Drain credits the scene’s growth to the camaraderie contemporary fans share. Instead of fighting each other, like they did in the past with slogans like “Valley go home,” these fans would see one another at shows and become friends. Drain also credits the support of local venues and practice spaces.
“Every single band wouldn’t have a place to practice if it wasn’t for Santa Cruz Rehearsal Studios,” Ciaramitaro says. “You have to give respect to this town for what it’s provided.”
In 2019, Drain’s mercury-quick 12-minute set at the Los Angeles Sound and Fury Fest was all the representative for Revelation Records in attendance needed to sign the band on the spot. They quickly wrote and recorded their first full-length, California Cursed, for the label, which brings us to 2020, RBS in 2021 and back to the present.
As Drain’s popularity grew, they’ve never forgotten where they came from. From the very beginning, they’ve repped everything Santa Cruz and 40831. They make it clear that, first and foremost, Drain is a Santa Cruz band.
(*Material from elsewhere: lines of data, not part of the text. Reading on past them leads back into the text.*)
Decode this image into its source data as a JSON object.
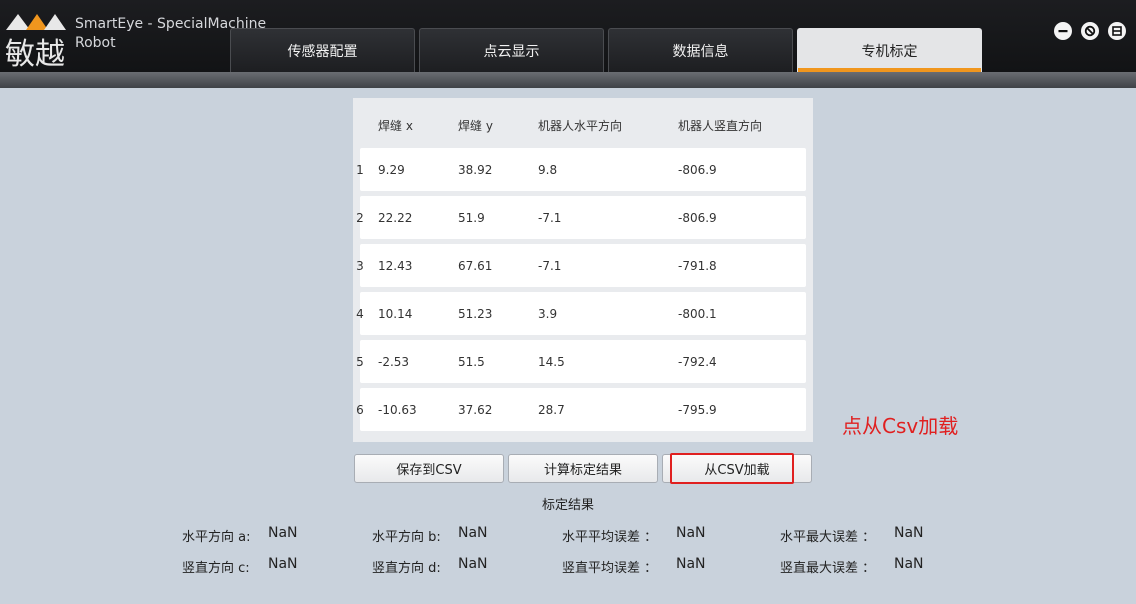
{
  "app": {
    "title_line1": "SmartEye - SpecialMachine",
    "title_line2": "Robot"
  },
  "tabs": [
    {
      "label": "传感器配置",
      "active": false
    },
    {
      "label": "点云显示",
      "active": false
    },
    {
      "label": "数据信息",
      "active": false
    },
    {
      "label": "专机标定",
      "active": true
    }
  ],
  "window_controls": [
    "minimize-icon",
    "restore-icon",
    "close-icon"
  ],
  "table": {
    "headers": [
      "焊缝 x",
      "焊缝 y",
      "机器人水平方向",
      "机器人竖直方向"
    ],
    "rows": [
      {
        "index": "1",
        "x": "9.29",
        "y": "38.92",
        "h": "9.8",
        "v": "-806.9"
      },
      {
        "index": "2",
        "x": "22.22",
        "y": "51.9",
        "h": "-7.1",
        "v": "-806.9"
      },
      {
        "index": "3",
        "x": "12.43",
        "y": "67.61",
        "h": "-7.1",
        "v": "-791.8"
      },
      {
        "index": "4",
        "x": "10.14",
        "y": "51.23",
        "h": "3.9",
        "v": "-800.1"
      },
      {
        "index": "5",
        "x": "-2.53",
        "y": "51.5",
        "h": "14.5",
        "v": "-792.4"
      },
      {
        "index": "6",
        "x": "-10.63",
        "y": "37.62",
        "h": "28.7",
        "v": "-795.9"
      }
    ]
  },
  "buttons": {
    "save_csv": "保存到CSV",
    "compute": "计算标定结果",
    "load_csv": "从CSV加载"
  },
  "annotation": "点从Csv加载",
  "results": {
    "title": "标定结果",
    "h_dir_a": {
      "label": "水平方向 a:",
      "value": "NaN"
    },
    "h_dir_b": {
      "label": "水平方向 b:",
      "value": "NaN"
    },
    "h_avg_err": {
      "label": "水平平均误差  ：",
      "value": "NaN"
    },
    "h_max_err": {
      "label": "水平最大误差  ：",
      "value": "NaN"
    },
    "v_dir_c": {
      "label": "竖直方向 c:",
      "value": "NaN"
    },
    "v_dir_d": {
      "label": "竖直方向 d:",
      "value": "NaN"
    },
    "v_avg_err": {
      "label": "竖直平均误差  ：",
      "value": "NaN"
    },
    "v_max_err": {
      "label": "竖直最大误差  ：",
      "value": "NaN"
    }
  },
  "colors": {
    "accent": "#f0961e",
    "annotation": "#e02020",
    "background": "#c9d2dc"
  }
}
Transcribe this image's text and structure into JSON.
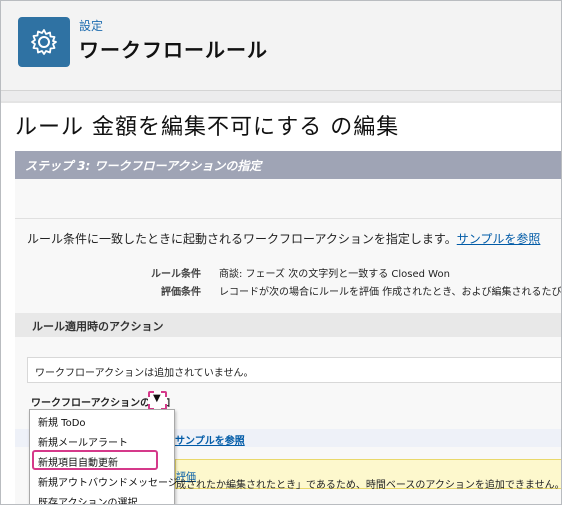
{
  "header": {
    "eyebrow": "設定",
    "title": "ワークフロールール"
  },
  "page": {
    "title": "ルール 金額を編集不可にする の編集",
    "step_title": "ステップ 3: ワークフローアクションの指定",
    "description_text": "ルール条件に一致したときに起動されるワークフローアクションを指定します。",
    "description_link": "サンプルを参照",
    "rule_condition_label": "ルール条件",
    "rule_condition_value": "商談: フェーズ 次の文字列と一致する Closed Won",
    "eval_condition_label": "評価条件",
    "eval_condition_value": "レコードが次の場合にルールを評価 作成されたとき、および編集されるたび"
  },
  "actions": {
    "section_title": "ルール適用時のアクション",
    "empty_text": "ワークフローアクションは追加されていません。",
    "add_button_label": "ワークフローアクションの追加",
    "dropdown_arrow": "▼"
  },
  "lower": {
    "sample_link": "サンプルを参照",
    "warning_text": "成されたか編集されたとき」であるため、時間ベースのアクションを追加できません。",
    "warning_link": "評価"
  },
  "menu": {
    "items": [
      {
        "label": "新規 ToDo"
      },
      {
        "label": "新規メールアラート"
      },
      {
        "label": "新規項目自動更新"
      },
      {
        "label": "新規アウトバウンドメッセージ"
      },
      {
        "label": "既存アクションの選択"
      }
    ],
    "highlighted_item": "新規項目自動更新"
  },
  "colors": {
    "accent": "#2f72a3",
    "highlight": "#d5398a",
    "link": "#015ba7"
  }
}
“When people ask, ‘Where’s Drain from?’ I don’t say ‘the Bay,’ I say ‘Santa Cruz,’” Flegal explains. “We write everything in-house in this town. Everything we’ve ever done has been in a fucking room. Sometimes it comes easy. Sometimes it doesn’t. But I like that. It keeps it punk in that way.”
For example, they joined Scowl last September to play an insane show at the Church House on Pennsylvania Avenue. It was the final show for the iconic arthouse. After decades, the landlord shut it down, so the kids went wild. Hundreds scattered into the street hoping to get in somehow while there was barely any room inside. The thick air was rife with sweat.
“That was probably the hottest show I’ve ever played. I thought I was going to pass out,” Flegal says.
Those in the back could barely see, but it didn’t matter. The crowd was there to say goodbye to a favorite house venue, to represent the underdogs of Santa Cruz and celebrate two bands whose energy voices frustration. Living Proof is about that overwhelming sense of helplessness and how we can do something, even if it’s screaming into a void. All it takes is the tenacity to keep going.
“This band is living proof that you can do these things and do it your way,” Ciaramitaro tells me. “You can do it if you work at it, look inward and keep it true to yourself.”